Data supplied: Begin

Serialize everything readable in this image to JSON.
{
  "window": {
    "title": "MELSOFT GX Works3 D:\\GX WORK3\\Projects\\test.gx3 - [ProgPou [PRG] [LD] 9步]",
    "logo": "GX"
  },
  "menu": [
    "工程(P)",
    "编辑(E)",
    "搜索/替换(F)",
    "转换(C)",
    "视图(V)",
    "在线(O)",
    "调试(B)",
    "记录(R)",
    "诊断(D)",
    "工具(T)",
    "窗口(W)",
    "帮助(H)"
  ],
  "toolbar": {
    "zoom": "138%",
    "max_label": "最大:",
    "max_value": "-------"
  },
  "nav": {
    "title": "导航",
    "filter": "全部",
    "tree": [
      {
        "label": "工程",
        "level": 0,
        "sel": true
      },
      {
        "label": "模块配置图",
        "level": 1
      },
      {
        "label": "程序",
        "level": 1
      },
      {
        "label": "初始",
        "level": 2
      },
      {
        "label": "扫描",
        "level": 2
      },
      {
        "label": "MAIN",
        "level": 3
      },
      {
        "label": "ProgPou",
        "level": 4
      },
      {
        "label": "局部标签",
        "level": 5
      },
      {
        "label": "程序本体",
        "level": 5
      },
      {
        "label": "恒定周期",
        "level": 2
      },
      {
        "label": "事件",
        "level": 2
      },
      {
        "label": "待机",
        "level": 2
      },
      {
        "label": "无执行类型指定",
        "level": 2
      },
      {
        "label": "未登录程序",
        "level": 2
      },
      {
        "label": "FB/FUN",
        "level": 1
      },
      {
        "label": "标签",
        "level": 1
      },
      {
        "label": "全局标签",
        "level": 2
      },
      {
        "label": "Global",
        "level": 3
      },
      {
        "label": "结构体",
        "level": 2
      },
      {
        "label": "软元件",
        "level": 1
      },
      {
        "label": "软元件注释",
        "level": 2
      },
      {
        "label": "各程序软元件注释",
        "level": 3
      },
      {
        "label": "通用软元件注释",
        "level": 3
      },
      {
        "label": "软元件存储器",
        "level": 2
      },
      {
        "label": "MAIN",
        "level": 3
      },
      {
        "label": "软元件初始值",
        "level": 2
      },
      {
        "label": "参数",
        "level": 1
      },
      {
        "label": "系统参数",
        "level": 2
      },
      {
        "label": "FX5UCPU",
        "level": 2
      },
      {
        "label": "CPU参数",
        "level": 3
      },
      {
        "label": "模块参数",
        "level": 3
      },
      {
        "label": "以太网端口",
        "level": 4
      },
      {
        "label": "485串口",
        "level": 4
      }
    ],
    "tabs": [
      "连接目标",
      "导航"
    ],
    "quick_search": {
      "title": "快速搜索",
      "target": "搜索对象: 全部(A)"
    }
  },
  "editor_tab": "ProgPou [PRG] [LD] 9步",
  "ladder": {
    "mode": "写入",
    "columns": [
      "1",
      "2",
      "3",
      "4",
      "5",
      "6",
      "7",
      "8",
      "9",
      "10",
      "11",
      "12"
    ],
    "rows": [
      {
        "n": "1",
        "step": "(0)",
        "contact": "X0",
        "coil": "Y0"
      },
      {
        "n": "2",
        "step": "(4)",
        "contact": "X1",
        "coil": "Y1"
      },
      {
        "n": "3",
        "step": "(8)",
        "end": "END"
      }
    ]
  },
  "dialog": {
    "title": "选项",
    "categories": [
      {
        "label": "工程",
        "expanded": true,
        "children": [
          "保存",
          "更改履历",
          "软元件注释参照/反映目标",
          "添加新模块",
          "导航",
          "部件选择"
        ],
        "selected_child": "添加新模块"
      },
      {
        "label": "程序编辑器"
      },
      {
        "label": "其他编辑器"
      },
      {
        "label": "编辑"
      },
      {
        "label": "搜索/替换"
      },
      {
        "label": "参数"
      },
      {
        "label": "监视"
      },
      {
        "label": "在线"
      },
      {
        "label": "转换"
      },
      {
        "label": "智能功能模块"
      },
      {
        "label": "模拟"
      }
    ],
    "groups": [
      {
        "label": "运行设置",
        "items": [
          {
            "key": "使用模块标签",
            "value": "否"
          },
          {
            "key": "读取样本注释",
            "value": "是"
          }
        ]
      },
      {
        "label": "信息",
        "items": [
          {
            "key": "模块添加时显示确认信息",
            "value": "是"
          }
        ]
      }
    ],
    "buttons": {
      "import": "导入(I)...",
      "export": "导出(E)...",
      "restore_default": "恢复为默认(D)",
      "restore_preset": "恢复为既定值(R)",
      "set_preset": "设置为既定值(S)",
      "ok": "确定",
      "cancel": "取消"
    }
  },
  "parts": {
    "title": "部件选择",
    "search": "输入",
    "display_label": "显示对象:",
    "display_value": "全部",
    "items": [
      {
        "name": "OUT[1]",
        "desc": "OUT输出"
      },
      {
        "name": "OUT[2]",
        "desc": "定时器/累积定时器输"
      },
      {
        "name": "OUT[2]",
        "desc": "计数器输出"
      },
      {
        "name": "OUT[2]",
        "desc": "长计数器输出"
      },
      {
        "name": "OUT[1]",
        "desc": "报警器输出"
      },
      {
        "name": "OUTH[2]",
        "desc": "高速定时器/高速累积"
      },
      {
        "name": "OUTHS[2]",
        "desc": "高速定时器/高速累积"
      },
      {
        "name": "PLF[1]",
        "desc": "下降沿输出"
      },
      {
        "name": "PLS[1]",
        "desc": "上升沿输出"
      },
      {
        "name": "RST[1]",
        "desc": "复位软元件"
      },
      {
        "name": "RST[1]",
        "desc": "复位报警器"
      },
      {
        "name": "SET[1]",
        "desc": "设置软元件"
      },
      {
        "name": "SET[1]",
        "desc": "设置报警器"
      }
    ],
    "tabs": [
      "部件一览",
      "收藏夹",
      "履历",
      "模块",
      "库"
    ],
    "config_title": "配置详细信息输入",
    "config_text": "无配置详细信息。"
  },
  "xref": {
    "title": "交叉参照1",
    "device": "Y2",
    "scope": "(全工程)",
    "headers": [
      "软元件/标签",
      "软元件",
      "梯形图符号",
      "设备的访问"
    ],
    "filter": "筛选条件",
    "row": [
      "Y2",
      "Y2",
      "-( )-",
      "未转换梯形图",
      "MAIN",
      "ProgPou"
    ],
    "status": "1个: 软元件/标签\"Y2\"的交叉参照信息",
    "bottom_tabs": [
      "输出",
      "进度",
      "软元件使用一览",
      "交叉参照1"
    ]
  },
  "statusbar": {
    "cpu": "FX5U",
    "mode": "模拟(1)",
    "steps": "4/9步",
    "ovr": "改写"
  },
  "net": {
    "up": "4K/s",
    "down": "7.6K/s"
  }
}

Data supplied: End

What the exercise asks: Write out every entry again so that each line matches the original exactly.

Task answer:
Serialize everything readable in this image to JSON.
{
  "window": {
    "title": "MELSOFT GX Works3 D:\\GX WORK3\\Projects\\test.gx3 - [ProgPou [PRG] [LD] 9步]",
    "logo": "GX"
  },
  "menu": [
    "工程(P)",
    "编辑(E)",
    "搜索/替换(F)",
    "转换(C)",
    "视图(V)",
    "在线(O)",
    "调试(B)",
    "记录(R)",
    "诊断(D)",
    "工具(T)",
    "窗口(W)",
    "帮助(H)"
  ],
  "toolbar": {
    "zoom": "138%",
    "max_label": "最大:",
    "max_value": "-------"
  },
  "nav": {
    "title": "导航",
    "filter": "全部",
    "tree": [
      {
        "label": "工程",
        "level": 0,
        "sel": true
      },
      {
        "label": "模块配置图",
        "level": 1
      },
      {
        "label": "程序",
        "level": 1
      },
      {
        "label": "初始",
        "level": 2
      },
      {
        "label": "扫描",
        "level": 2
      },
      {
        "label": "MAIN",
        "level": 3
      },
      {
        "label": "ProgPou",
        "level": 4
      },
      {
        "label": "局部标签",
        "level": 5
      },
      {
        "label": "程序本体",
        "level": 5
      },
      {
        "label": "恒定周期",
        "level": 2
      },
      {
        "label": "事件",
        "level": 2
      },
      {
        "label": "待机",
        "level": 2
      },
      {
        "label": "无执行类型指定",
        "level": 2
      },
      {
        "label": "未登录程序",
        "level": 2
      },
      {
        "label": "FB/FUN",
        "level": 1
      },
      {
        "label": "标签",
        "level": 1
      },
      {
        "label": "全局标签",
        "level": 2
      },
      {
        "label": "Global",
        "level": 3
      },
      {
        "label": "结构体",
        "level": 2
      },
      {
        "label": "软元件",
        "level": 1
      },
      {
        "label": "软元件注释",
        "level": 2
      },
      {
        "label": "各程序软元件注释",
        "level": 3
      },
      {
        "label": "通用软元件注释",
        "level": 3
      },
      {
        "label": "软元件存储器",
        "level": 2
      },
      {
        "label": "MAIN",
        "level": 3
      },
      {
        "label": "软元件初始值",
        "level": 2
      },
      {
        "label": "参数",
        "level": 1
      },
      {
        "label": "系统参数",
        "level": 2
      },
      {
        "label": "FX5UCPU",
        "level": 2
      },
      {
        "label": "CPU参数",
        "level": 3
      },
      {
        "label": "模块参数",
        "level": 3
      },
      {
        "label": "以太网端口",
        "level": 4
      },
      {
        "label": "485串口",
        "level": 4
      }
    ],
    "tabs": [
      "连接目标",
      "导航"
    ],
    "quick_search": {
      "title": "快速搜索",
      "target": "搜索对象: 全部(A)"
    }
  },
  "editor_tab": "ProgPou [PRG] [LD] 9步",
  "ladder": {
    "mode": "写入",
    "columns": [
      "1",
      "2",
      "3",
      "4",
      "5",
      "6",
      "7",
      "8",
      "9",
      "10",
      "11",
      "12"
    ],
    "rows": [
      {
        "n": "1",
        "step": "(0)",
        "contact": "X0",
        "coil": "Y0"
      },
      {
        "n": "2",
        "step": "(4)",
        "contact": "X1",
        "coil": "Y1"
      },
      {
        "n": "3",
        "step": "(8)",
        "end": "END"
      }
    ]
  },
  "dialog": {
    "title": "选项",
    "categories": [
      {
        "label": "工程",
        "expanded": true,
        "children": [
          "保存",
          "更改履历",
          "软元件注释参照/反映目标",
          "添加新模块",
          "导航",
          "部件选择"
        ],
        "selected_child": "添加新模块"
      },
      {
        "label": "程序编辑器"
      },
      {
        "label": "其他编辑器"
      },
      {
        "label": "编辑"
      },
      {
        "label": "搜索/替换"
      },
      {
        "label": "参数"
      },
      {
        "label": "监视"
      },
      {
        "label": "在线"
      },
      {
        "label": "转换"
      },
      {
        "label": "智能功能模块"
      },
      {
        "label": "模拟"
      }
    ],
    "groups": [
      {
        "label": "运行设置",
        "items": [
          {
            "key": "使用模块标签",
            "value": "否"
          },
          {
            "key": "读取样本注释",
            "value": "是"
          }
        ]
      },
      {
        "label": "信息",
        "items": [
          {
            "key": "模块添加时显示确认信息",
            "value": "是"
          }
        ]
      }
    ],
    "buttons": {
      "import": "导入(I)...",
      "export": "导出(E)...",
      "restore_default": "恢复为默认(D)",
      "restore_preset": "恢复为既定值(R)",
      "set_preset": "设置为既定值(S)",
      "ok": "确定",
      "cancel": "取消"
    }
  },
  "parts": {
    "title": "部件选择",
    "search": "输入",
    "display_label": "显示对象:",
    "display_value": "全部",
    "items": [
      {
        "name": "OUT[1]",
        "desc": "OUT输出"
      },
      {
        "name": "OUT[2]",
        "desc": "定时器/累积定时器输"
      },
      {
        "name": "OUT[2]",
        "desc": "计数器输出"
      },
      {
        "name": "OUT[2]",
        "desc": "长计数器输出"
      },
      {
        "name": "OUT[1]",
        "desc": "报警器输出"
      },
      {
        "name": "OUTH[2]",
        "desc": "高速定时器/高速累积"
      },
      {
        "name": "OUTHS[2]",
        "desc": "高速定时器/高速累积"
      },
      {
        "name": "PLF[1]",
        "desc": "下降沿输出"
      },
      {
        "name": "PLS[1]",
        "desc": "上升沿输出"
      },
      {
        "name": "RST[1]",
        "desc": "复位软元件"
      },
      {
        "name": "RST[1]",
        "desc": "复位报警器"
      },
      {
        "name": "SET[1]",
        "desc": "设置软元件"
      },
      {
        "name": "SET[1]",
        "desc": "设置报警器"
      }
    ],
    "tabs": [
      "部件一览",
      "收藏夹",
      "履历",
      "模块",
      "库"
    ],
    "config_title": "配置详细信息输入",
    "config_text": "无配置详细信息。"
  },
  "xref": {
    "title": "交叉参照1",
    "device": "Y2",
    "scope": "(全工程)",
    "headers": [
      "软元件/标签",
      "软元件",
      "梯形图符号",
      "设备的访问"
    ],
    "filter": "筛选条件",
    "row": [
      "Y2",
      "Y2",
      "-( )-",
      "未转换梯形图",
      "MAIN",
      "ProgPou"
    ],
    "status": "1个: 软元件/标签\"Y2\"的交叉参照信息",
    "bottom_tabs": [
      "输出",
      "进度",
      "软元件使用一览",
      "交叉参照1"
    ]
  },
  "statusbar": {
    "cpu": "FX5U",
    "mode": "模拟(1)",
    "steps": "4/9步",
    "ovr": "改写"
  },
  "net": {
    "up": "4K/s",
    "down": "7.6K/s"
  }
}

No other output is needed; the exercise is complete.